Speaking at the IA Watch compliance conference in Washington March 25, Di Florio–who’s been on the job for two months–said that OCIE is embracing SEC Chairman Mary Schapiro’s call for collaboration among all SEC divisions, and that OCIE is “taking a fresh look” at its strategy, structure, and exam process. OCIE, Di Florio said, also continues to hire people with varying skills sets and is taking a “strategic approach to exams” by better understanding the firms it examines. He said that conflicts of interest and insider trading continue to be a “big focus” for OCIE, adding that another big focus is the retailization of complex products like leveraged ETFs, hedge funds, and products to seniors.

Meanwhile, Andrew “Buddy” Donohue, director of the SEC’s Office of Investment Management, said at the conference that the harmonization of the rules for investment advisors and broker/dealers is an “important area” to resolve. However, he noted that finding a solution is challenging because “there isn’t a collective view” among Schapiro and the SEC commissioners “on how to handle this issue.” The House and Senate financial reform bills make the task even harder because while the House bill proposes that brokers adhere to a fiduciary duty, the Senate bill “kicks the can down the road,” Donohue said, by asking the SEC to perform another study of broker and advisor obligations.
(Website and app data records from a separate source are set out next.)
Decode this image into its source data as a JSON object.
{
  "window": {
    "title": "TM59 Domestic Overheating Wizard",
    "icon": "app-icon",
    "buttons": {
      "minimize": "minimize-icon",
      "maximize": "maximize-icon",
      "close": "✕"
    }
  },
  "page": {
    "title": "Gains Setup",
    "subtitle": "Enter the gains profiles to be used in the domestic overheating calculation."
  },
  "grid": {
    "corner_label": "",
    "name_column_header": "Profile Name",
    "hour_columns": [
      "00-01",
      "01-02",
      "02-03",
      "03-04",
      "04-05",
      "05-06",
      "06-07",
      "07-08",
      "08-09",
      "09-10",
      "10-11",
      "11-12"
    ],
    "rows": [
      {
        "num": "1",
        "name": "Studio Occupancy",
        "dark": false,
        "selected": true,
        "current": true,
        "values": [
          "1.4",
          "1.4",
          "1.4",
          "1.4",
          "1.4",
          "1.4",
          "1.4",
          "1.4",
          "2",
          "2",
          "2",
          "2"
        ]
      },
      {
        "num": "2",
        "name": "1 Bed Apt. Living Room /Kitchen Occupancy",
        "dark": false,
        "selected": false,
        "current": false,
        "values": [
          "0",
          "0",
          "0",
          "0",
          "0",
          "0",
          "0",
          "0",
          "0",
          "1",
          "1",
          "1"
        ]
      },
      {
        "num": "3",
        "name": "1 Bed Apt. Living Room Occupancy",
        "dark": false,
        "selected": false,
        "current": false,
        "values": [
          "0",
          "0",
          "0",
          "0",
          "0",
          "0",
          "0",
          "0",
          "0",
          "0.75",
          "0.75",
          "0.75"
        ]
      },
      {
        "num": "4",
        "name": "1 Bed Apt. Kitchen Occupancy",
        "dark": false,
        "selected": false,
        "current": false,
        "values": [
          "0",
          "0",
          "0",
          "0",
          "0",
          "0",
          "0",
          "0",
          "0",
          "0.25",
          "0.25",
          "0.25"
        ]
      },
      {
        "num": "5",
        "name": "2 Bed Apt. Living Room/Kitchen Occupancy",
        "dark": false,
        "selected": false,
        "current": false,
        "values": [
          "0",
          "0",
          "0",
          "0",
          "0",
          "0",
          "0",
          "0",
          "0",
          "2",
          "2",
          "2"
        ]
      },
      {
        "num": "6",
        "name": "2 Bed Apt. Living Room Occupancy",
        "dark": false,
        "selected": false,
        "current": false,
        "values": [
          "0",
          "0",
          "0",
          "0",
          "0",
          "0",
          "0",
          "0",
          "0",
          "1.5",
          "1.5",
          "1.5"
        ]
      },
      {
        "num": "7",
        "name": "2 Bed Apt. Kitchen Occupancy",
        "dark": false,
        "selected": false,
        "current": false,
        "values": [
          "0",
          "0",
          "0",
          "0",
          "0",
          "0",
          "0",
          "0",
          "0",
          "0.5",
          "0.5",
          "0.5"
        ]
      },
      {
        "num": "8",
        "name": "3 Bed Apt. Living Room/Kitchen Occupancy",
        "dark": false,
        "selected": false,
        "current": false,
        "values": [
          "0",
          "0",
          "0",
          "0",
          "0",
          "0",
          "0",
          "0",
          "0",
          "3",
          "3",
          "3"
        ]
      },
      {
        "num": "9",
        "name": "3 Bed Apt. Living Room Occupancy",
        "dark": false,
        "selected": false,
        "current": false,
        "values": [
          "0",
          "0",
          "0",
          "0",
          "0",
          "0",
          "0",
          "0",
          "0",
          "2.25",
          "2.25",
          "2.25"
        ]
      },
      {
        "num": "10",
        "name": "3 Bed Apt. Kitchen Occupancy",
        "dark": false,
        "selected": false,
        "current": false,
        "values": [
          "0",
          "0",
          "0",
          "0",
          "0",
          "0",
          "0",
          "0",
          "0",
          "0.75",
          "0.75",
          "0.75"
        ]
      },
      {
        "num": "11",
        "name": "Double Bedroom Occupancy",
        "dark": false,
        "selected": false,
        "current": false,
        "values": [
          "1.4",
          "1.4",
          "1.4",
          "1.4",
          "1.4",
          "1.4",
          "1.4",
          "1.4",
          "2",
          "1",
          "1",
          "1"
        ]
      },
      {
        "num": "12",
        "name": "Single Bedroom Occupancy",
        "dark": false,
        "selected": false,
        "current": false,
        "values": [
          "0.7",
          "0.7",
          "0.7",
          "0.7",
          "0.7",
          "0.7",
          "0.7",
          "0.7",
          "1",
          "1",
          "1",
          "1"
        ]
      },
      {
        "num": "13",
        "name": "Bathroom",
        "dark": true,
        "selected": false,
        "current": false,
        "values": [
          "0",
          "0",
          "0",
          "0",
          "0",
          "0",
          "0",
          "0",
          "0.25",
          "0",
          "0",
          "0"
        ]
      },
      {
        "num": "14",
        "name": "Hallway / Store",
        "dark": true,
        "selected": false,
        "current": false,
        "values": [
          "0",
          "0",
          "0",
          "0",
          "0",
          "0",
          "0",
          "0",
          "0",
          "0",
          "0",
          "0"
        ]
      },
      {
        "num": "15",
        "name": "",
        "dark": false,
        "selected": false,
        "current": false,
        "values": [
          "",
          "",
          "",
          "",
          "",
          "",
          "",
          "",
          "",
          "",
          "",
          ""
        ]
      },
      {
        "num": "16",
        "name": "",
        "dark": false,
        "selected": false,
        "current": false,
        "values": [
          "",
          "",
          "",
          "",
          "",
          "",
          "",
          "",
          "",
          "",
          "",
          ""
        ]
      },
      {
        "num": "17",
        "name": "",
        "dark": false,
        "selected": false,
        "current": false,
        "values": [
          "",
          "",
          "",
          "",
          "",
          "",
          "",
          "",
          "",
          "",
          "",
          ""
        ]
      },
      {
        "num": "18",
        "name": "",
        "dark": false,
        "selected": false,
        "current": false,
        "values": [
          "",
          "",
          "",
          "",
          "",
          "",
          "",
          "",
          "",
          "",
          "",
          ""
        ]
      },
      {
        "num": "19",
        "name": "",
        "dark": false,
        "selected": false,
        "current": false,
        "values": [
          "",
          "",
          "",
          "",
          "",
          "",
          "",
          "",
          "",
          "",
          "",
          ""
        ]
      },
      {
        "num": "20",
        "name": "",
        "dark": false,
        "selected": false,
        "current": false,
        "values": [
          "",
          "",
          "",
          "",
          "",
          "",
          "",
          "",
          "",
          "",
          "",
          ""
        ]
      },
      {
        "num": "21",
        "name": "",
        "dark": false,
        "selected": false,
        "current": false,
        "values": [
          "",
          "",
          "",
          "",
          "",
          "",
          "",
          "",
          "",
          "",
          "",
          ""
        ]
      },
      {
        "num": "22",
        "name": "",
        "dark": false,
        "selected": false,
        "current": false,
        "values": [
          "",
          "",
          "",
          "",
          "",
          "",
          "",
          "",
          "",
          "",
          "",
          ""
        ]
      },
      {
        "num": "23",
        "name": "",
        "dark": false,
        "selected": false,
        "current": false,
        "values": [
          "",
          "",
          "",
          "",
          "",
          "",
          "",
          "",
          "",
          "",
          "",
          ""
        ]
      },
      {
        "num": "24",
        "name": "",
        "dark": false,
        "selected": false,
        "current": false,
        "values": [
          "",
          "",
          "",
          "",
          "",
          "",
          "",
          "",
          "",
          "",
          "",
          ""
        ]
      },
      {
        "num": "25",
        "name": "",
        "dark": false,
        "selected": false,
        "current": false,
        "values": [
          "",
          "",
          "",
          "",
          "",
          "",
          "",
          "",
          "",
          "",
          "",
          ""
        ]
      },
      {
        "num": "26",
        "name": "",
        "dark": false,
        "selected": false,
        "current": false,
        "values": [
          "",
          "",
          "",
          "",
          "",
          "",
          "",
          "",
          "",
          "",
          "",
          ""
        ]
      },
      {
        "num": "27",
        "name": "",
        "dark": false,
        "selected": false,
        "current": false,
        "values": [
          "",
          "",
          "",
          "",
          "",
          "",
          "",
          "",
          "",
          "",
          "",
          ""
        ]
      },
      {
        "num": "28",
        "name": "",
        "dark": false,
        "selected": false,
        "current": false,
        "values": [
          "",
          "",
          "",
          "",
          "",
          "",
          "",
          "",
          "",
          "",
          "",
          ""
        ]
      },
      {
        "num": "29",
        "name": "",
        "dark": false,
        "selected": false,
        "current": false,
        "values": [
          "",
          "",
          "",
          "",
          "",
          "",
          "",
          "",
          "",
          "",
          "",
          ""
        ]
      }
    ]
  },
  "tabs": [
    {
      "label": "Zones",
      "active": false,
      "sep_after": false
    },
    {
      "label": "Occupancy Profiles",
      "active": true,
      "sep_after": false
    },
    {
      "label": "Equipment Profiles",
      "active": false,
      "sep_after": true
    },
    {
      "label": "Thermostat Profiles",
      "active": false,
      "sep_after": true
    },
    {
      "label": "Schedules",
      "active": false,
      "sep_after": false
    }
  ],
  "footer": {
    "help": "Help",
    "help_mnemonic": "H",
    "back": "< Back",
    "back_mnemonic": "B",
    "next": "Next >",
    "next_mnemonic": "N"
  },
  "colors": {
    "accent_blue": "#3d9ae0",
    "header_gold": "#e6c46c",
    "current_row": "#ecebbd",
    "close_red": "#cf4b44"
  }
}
Donohue also questioned whether provisions in the House and Senate bills that raise the assets threshold for federal regulation of investment advisors from $25 million to $100 million is a good idea. Raising the assets threshold would shift “well over 4,000 advisors from SEC to state regulation,” he said, adding that he questioned whether there are “adequate resources at the state level” to handle this.